Coralee had the gift of art and could draw like a professional. No matter what the school project, Coralee always had a suggestion that would bring the child first place. Her motto was be prepared and always research. We had a World Book Encyclopedia set that was brand new!
She would draw the cutest characters then erase them and say now you try. The results were 1st prize portrait of Dad noted on the front page of the Collier County News, Inside front cover of the 9th grade yearbook, and 1st place in all the Science Fair projects. Daddy always said, ”Son I don’t expect you to be in 1st place but I do expect you to be way ahead of the person in second place!”
Coralee made up for cooking skills with canning skills. Moving to Washington, started with wild huckleberries in the mountains, strawberries, raspberries, blackberries in the Summer. Apples, Pears and plums in the Fall and rhubarb in the Spring, made for cobblers galore!

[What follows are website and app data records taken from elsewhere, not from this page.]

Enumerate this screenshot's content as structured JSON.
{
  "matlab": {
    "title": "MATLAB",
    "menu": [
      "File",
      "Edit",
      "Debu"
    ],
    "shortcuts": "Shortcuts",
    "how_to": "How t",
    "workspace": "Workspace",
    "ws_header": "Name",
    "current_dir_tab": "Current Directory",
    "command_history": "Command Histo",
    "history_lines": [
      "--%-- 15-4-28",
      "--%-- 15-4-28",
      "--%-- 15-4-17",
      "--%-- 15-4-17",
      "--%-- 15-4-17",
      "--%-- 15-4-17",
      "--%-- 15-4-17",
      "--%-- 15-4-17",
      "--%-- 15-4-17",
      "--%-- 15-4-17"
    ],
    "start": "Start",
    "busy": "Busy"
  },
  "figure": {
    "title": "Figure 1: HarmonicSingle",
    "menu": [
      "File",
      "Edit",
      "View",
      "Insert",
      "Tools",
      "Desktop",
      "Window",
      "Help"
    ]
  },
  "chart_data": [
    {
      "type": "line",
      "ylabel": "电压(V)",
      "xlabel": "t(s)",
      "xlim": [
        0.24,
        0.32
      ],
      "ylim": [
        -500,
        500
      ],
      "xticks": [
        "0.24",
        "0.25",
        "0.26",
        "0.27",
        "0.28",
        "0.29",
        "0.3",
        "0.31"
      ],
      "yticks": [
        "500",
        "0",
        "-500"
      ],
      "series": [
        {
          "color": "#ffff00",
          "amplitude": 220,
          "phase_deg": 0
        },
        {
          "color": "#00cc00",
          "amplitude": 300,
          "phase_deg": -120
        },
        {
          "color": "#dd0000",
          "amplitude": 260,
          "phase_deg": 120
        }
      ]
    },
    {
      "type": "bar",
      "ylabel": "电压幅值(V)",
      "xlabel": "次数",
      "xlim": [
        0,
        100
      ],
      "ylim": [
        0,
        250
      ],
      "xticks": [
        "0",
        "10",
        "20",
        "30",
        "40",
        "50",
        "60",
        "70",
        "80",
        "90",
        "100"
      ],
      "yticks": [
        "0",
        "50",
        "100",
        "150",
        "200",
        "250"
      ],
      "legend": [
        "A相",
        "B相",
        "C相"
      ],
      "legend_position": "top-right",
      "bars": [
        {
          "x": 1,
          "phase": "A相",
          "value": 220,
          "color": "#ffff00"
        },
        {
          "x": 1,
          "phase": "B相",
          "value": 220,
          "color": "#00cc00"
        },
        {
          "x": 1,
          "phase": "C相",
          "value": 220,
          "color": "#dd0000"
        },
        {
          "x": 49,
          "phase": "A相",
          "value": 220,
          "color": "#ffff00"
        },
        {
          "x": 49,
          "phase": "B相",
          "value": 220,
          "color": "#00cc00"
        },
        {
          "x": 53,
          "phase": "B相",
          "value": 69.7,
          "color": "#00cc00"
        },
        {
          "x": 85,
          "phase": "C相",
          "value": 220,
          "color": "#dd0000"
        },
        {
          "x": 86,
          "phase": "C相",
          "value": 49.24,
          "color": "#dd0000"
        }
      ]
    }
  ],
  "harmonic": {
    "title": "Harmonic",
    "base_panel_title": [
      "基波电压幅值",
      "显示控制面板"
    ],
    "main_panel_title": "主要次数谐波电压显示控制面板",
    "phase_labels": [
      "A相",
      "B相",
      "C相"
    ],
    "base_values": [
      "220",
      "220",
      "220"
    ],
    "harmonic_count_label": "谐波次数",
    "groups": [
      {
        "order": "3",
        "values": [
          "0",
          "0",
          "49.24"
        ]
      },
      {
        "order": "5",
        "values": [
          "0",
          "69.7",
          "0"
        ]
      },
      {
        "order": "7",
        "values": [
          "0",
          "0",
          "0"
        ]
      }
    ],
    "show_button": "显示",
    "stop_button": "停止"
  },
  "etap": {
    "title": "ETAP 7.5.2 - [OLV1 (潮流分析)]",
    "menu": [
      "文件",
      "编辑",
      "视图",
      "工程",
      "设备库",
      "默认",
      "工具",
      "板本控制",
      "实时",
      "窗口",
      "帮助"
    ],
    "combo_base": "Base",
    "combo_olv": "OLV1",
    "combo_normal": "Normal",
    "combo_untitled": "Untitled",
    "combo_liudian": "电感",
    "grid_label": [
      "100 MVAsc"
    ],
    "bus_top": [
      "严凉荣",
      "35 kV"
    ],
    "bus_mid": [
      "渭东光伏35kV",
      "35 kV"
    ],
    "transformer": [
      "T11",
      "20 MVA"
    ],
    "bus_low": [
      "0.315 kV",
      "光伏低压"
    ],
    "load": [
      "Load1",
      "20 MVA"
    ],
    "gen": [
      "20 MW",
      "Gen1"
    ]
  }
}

Dad made Mom a sewing room and she contracted to make all the custom drapes ordered through Sears in Bellingham. Another little talent Mom picked up in Florida was upholstery. The drapery shop did both. Chairs and couches filled in when drapes were slow.
Arriving in Texas found the drapery trend giving way to blinds. Mom started hemming pants and sewing for a laundry. Quilts were big and Coralee had every machine to make a quilt without hand stitching. The Judge wanted the state seal as a quilt and Mom garnered all the gold braid and colored thread to build a quilt that she should have been paid $5000 for. He was pleased and Mom was tired.
Coralee wrote a few “HOW TO” books and sold them in the local mercantile stores. Baby carriers, knitted baby caps, socks and vests were gifts to all the girls in Mom’s circle.
After work until the wee hours of the morning Mom would transcribe her husband’s Bible notes into booklets stapled and sent them to Africa, free of charge.
A gallant soldier of the cross, wife and mother, as she raised 3 boys and 2 girls without complaint or ever giving up. Mom left us with the same message, “If I could just open your heads and plug in a tape of all my mistakes, you children would save yourself so many stumbles and falls!”
Coralee’s Legacy of “Hard Work, Do your Best and thank the Lord”
lives on today in all her linage. Start recording your legacy today, Legacytoo.com